Additionally, the state began the fourth quarter of its fiscal year in April with $8.5 billion in unpaid bills and was able to reduce the backlog to $5.8 billion by May 1st. An infusion of tax revenue was primarily responsible for the decline. This too is a positive development, although the scheduled, partial expiration of a recent income tax increase for fiscal 2015 suggests the backlog will increase absent balanced operating budgets and a solution to the state’s underfunded and growing pension shortfall.
THE HOUSE MOVES ON PENSION REFORM
The urgency for pension reform cannot be understated: annual pension payments will increase by $900 million next year to $6 billion. This sum represents about 17% of the state’s general fund.
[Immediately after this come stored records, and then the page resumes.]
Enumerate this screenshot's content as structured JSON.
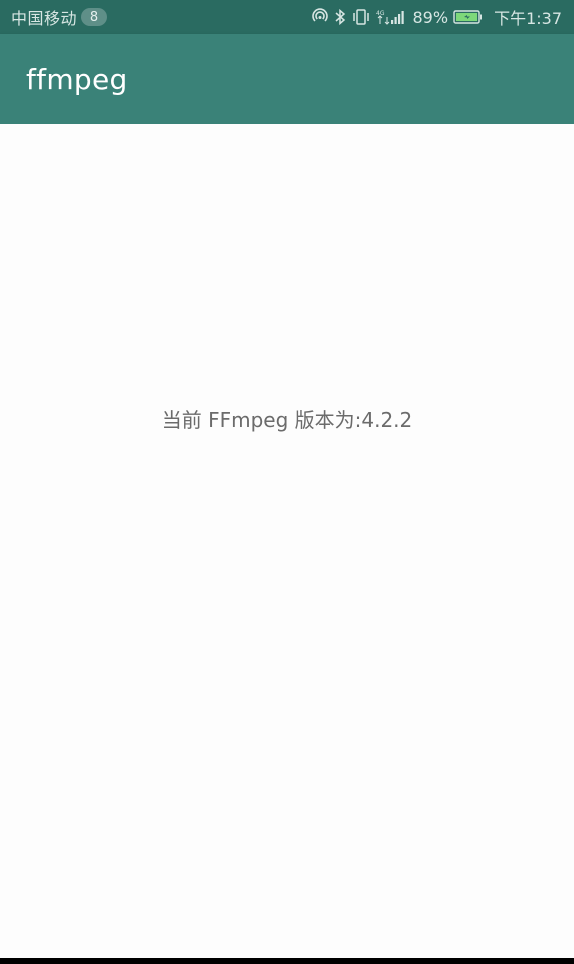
{
  "status_bar": {
    "carrier": "中国移动",
    "notification_count": "8",
    "network_label": "4G",
    "battery_percent": "89%",
    "time": "下午1:37",
    "icons": [
      "hotspot-icon",
      "bluetooth-icon",
      "vibrate-icon",
      "signal-icon",
      "battery-icon"
    ]
  },
  "app_bar": {
    "title": "ffmpeg"
  },
  "main": {
    "version_text": "当前 FFmpeg 版本为:4.2.2"
  },
  "colors": {
    "status_bar": "#2a6b61",
    "app_bar": "#3a8278",
    "background": "#fdfdfd",
    "body_text": "#6b6b6b"
  }
}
This past month NASRA published a national study that found about 3% of all state and local government spending is used to fund public pension benefits. The study found Illinois governmental units are allocating 4.89% on average to fund public pension benefits.
On Thursday, May 2 the Illinois House passed a pension reform package sponsored by House Speaker Michael Madigan by a vote of 62-51. Plan sponsors claim the reform measure will reduce the current $97 billion unfunded pension shortfall by $30 billion with overall savings of $150 billion over a 30 year period at which time it would be fully funded. Currently, the state’s public employee retirement systems are approximately 43% funded.
The bill limits annual cost of living increases and raises the retirement age for state employees currently under 45 years of age. It caps benefits and phases in a 2% increase in employee contributions over a two year period and it strengthens the pension payment commitment from its appropriation status to second in stature only to debt service payments.
Governor Pat Quinn and many Democratic legislators support the bill as do House Republican leaders Tom Cross and Senator Christine Radogno. A coalition of public employee unions oppose the bill.
THE SENATE MOVES ON PENSION ISSUE TOO- SHOWDOWN LOOMS
One week after the House passed its pension reform bill, the Senate approved its version of pension reform (Senate Bill 2404) by a vote of 40-16. The Senate bill is less comprehensive than the House bill. The proposal is projected to save approximately $46 billion in pension costs over the next 30 years and trim about $10 billion off the state’s $97 billion of unfunded liabilities. Recently, the state’s pension system released its calculations of the bill’s savings showing only $5 billion in savings, 50% less than projections. The Senate bill calcualtes the plan will be 90% funded in 30 years. The plan offers employees a set of choices of health care and retirement options.
Senate President John Cullerton believes his plan is consistent with the state’s constitution. He believes the House bill is unconstitutional. AFL-CIO Illinois President Michael Carrigan supports the Senate plan while the Illinois Retired Teachers Association opposes it and threatens to file a lawsuit if it is signed into law.
The constitutional issue is far from simple. Both Mr. Madigan and Mr. Cullerton believe their plans will stand up to any constitutional challenges.
Substantive progress needs to be made on this issue. We will have to wait and see how this plays out.
Please call us with your questions and comments.
President and CEO
Bernardi Securities, Inc.
Ronald P. Bernardi
May 30, 2013